Autonomous vehicles, car-sharing, veicle-to-vehicle ("V2V") infrastructure, and the like, are all great for reducing traffic fatalities and easing congestion; that potential, and reality, we do not deny.  (Minus, of course, autonomous vehicles running red lights, putting pedestrians in danger.)  However, more fundamental is the approach of whether or not we will see an absolute reduction in associated GHG emissions, and overall vehicle-miles traveled ("VMT").  As well, whether or not this promising technology will be available to EVERYONE in the environments in which they are implemented.

Further, how will everyone be able to pay for these services and opportunities?  Will implementation efforts include the traditionally “unbanked” low-income transit riders and those marginalized from modern technology?  Will there be an effort to at least integrate payment and fare systems onto a regional smart card, or allow for some access a universal fare card?  How does transit play into the proliferation of these smart technologies in, mainly, urban environments?  Will we see a new level of competition for transport resources among public and private entities, or will this lead to a systemic detente, potentially stifling innovation in both sectors?


Lastly, of great concern is also the issue of privacy.  While attending last year's ITS America conference in San Jose, we were utterly amazed at the far-reaching acceptance that. with regards to privacy protection, or lack thereof, in the words of one tech exec, "that ship has sailed."  While we stand behind the promise of a safer transportation system through Smart Cities innovation, the idea that we check our privacy at the door if participating in these new technologies is...frankly, repulsive.  No one should be worried about whether or not their Personally Identifying Information ("PII") will be shared with other parties for commercial, or any other non-safety interests.

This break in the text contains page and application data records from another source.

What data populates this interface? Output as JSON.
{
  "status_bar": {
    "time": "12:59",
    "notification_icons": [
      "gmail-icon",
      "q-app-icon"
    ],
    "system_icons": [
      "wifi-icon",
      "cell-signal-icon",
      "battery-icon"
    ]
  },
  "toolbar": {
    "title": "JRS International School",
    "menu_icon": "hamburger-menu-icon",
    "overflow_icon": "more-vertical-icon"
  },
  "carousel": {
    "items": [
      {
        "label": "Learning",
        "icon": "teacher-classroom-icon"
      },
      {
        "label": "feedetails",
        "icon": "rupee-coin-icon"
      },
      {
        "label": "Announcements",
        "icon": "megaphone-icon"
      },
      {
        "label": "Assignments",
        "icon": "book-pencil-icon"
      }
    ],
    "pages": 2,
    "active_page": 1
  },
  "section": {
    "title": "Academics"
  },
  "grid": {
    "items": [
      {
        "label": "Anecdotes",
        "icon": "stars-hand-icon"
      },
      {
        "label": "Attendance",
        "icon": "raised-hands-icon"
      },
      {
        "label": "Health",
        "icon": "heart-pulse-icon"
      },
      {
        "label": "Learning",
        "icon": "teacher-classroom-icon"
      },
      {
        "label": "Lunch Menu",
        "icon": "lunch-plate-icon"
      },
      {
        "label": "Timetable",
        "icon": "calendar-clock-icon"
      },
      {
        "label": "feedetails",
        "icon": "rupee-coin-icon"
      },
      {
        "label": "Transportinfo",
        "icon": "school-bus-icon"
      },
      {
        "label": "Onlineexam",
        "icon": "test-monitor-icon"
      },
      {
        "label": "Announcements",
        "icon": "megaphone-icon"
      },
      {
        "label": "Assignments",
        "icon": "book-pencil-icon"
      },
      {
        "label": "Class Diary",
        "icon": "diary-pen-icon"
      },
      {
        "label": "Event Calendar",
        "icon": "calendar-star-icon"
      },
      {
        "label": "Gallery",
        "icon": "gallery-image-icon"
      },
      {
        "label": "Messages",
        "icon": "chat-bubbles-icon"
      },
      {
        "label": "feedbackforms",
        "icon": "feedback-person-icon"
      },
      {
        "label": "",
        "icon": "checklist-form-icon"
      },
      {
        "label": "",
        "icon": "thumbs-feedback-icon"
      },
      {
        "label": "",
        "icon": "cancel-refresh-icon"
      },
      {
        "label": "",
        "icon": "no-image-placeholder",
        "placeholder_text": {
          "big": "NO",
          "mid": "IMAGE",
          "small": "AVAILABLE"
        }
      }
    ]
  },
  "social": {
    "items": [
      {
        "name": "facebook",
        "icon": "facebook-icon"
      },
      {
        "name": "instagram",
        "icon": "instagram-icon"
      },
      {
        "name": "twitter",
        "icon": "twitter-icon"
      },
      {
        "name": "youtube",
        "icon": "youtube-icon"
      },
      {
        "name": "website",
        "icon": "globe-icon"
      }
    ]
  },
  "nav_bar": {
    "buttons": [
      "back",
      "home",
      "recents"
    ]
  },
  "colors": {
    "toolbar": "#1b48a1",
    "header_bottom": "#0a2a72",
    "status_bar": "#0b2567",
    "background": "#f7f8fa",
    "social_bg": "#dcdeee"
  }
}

We look forward to you joining our reporting today, and below are the sessions TransportiCA will cover.  The full program is available here.